This is another tedious work in writing a novel, but the lean meat and the foundation of your book. Without this, your premise, idea, characters – no matter how careful you plan them – will go to waste. That is if you have a disorganized plot.
I found Derek Murphy’s comprehensive discussion about writing a plot outline, which comes along with a 1-hour video. In this regard, he discusses how to create a chapter-per-chapter outline you can apply in your own stories. That way, it will make your novel writing journey easier.
5. Build your story’s setting in your novel.
When it comes to the setting, you have to define the time and place the plot occurs. Is it during the Victorian or the Spanish era (for Philippines’ historical fiction)? Perhaps, you set the story in the Golden Age like in the 1950s. You decide, but it should be apt to your plot.
I don’t think you need to use the town’s old cemetery as an overall location for your book if you intend to write a romance set in 2018, right? Unless if you intend your character to time travel. There should be a sense of place for your characters.
That said, you need to be familiar with your surroundings. How can you write a location if you simply imagine it?
I tried it with my first historical fiction, wherein the story takes place in Bulacan. However, I am not familiar with the place since I had never been there. Consequently, I watched as many videos as I can to have a picture of how the location looks like.
Another way to build your story’s setting is writing the specific location where your characters are as clear as possible. If it’s a kitchen, flesh the description to the extent your readers can picture out how the kitchen looks like. Same goes with the other locations in your story.
Though your story might have several locations, there is the main setting in your novel. To me, it’s a country, a state, or a particular island. It can be a 100-acre farmland, a spaceship, a ship (like in Titanic), or a deserted land. It’s up to you where you want your story will take place.
Learning how to write a novel outline requires a lot of practice, along with patience, determination, focus, and research. Patience level is high to keep you going even with little steps you do every single day.
Determination, too, must be upheld otherwise you end up losing your sanity in the middle. Especially when you’re writing the midpoint of the book. It’s the usual place where most writers get stuck. You’ll understand this when you get there.
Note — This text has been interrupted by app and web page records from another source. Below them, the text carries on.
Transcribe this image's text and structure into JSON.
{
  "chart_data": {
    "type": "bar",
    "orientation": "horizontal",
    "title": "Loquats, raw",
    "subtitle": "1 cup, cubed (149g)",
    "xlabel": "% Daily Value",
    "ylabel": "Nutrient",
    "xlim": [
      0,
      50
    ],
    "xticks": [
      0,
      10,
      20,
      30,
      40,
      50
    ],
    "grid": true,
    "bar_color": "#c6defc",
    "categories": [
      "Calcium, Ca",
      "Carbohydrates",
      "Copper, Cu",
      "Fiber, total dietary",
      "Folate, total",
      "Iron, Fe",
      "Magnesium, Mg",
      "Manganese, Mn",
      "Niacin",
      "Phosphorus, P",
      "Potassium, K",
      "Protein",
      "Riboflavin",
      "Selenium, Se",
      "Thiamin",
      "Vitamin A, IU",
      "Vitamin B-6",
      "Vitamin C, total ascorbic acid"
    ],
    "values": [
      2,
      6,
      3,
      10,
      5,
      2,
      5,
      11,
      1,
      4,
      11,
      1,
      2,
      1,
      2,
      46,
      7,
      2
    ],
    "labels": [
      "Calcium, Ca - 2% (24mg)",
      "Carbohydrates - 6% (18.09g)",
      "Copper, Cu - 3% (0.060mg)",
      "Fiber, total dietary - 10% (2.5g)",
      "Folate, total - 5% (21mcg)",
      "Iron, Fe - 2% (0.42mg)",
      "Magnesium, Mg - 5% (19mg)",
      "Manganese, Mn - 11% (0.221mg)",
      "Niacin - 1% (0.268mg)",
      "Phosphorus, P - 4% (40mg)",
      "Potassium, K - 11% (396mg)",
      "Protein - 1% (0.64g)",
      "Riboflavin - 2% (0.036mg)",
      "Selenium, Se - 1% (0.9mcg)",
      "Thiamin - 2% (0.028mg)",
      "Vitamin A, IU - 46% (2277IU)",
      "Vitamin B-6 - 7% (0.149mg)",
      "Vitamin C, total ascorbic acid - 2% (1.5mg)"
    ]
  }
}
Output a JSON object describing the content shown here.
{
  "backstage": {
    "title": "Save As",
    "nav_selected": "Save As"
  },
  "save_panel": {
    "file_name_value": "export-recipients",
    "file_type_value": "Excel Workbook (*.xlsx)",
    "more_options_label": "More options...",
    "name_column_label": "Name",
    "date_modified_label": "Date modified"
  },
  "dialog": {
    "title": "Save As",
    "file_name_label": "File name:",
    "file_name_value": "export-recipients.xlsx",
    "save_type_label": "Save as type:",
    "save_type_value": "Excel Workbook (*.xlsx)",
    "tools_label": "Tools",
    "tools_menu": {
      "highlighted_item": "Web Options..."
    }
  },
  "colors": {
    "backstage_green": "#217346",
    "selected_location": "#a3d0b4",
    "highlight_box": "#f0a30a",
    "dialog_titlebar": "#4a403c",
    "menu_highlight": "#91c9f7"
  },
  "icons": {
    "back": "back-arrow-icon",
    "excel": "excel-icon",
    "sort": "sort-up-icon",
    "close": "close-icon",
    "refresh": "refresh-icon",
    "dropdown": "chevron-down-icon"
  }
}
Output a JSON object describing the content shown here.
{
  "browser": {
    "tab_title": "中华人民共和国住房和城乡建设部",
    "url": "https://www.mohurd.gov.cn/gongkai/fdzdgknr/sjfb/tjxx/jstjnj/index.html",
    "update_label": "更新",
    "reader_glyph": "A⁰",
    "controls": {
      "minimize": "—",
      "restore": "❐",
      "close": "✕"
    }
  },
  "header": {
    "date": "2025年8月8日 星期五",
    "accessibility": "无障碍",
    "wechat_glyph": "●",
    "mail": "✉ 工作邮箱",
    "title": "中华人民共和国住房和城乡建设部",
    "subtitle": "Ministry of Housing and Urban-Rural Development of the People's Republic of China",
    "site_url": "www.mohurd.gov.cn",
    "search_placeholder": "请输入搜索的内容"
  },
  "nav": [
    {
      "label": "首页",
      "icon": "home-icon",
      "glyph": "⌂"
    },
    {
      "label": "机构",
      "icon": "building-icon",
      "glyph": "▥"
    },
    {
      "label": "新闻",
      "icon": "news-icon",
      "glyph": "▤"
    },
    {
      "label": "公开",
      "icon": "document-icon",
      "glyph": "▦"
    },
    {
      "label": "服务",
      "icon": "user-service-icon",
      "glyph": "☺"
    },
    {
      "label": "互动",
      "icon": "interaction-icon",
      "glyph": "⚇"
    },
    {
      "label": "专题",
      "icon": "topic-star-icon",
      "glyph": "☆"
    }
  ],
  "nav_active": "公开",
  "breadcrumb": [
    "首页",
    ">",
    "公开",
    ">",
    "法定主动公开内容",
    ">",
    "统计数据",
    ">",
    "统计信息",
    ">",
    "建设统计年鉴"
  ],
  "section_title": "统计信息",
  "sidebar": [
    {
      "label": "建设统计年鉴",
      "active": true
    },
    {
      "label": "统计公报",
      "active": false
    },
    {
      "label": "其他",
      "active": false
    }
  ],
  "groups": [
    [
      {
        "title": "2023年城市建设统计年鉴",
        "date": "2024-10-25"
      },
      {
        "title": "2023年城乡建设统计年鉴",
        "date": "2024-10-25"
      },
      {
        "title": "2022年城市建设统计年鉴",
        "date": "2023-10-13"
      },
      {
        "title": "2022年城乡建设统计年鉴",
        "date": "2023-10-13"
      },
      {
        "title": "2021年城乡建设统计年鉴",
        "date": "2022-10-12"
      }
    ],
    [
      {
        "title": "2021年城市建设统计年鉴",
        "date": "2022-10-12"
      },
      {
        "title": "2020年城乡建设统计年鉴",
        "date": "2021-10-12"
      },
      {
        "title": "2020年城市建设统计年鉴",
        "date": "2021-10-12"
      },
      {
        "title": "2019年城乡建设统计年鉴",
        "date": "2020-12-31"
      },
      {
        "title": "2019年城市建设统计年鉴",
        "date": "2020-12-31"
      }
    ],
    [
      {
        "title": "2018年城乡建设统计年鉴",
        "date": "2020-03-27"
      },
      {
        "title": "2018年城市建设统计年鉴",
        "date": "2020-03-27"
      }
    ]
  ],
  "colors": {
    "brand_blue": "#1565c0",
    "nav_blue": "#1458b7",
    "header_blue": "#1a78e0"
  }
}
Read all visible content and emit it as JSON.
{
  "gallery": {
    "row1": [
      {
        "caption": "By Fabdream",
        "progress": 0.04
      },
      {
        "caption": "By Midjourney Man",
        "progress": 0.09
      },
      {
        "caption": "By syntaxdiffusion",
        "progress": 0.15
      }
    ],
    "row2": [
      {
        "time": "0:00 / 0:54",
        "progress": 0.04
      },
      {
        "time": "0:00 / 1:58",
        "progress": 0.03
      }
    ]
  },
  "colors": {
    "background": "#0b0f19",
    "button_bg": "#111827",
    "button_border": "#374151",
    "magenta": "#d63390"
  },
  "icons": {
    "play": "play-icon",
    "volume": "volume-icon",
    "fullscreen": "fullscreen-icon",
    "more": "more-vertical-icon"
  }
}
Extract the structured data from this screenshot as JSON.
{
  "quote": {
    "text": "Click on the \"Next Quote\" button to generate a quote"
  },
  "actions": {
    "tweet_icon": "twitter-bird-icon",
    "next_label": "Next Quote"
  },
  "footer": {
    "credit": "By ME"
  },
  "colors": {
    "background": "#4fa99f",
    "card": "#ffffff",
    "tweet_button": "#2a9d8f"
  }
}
Aside from that, your will to finish the book right will test you. There will be times when you have to delete 50,000 words and rewrite the whole thing from scrap. Honestly. It’s scary, but writing a novel is like that. It’s a norm for most authors, even the experienced and seasoned ones. I did the same thing with my books. I deleted everything and rewrote from scratch. Well, it’s like that. You have to get used to it. *shrugs*
I don’t have to explain why you need focus because this is self-explanatory. You can’t write if you’re too distracted by so many things. You can’t have your social media running when you write.
Lastly, you need to research. Even writing this post requires a lot of research in my part. My books have undergone in-depth research to make sure my plot twists are logical and realistic. In fact, I interviewed different experts in the field, which I used for my plot outline.
Overall, finishing a story, a lengthy one, can give you a sense of pleasure you can’t explain in words. That happens when you type in the last word of that book. I experienced that myself when I finished my manuscript Accidental Quest. It’s my a-ha moment.
To make it easier for you, download my free ebook to guide you with the novel writing process. It contains the basic concepts from building a strong premise to writing your novel outline in details. Click the button below and subscribe to my list. Easy. Download now. *winks*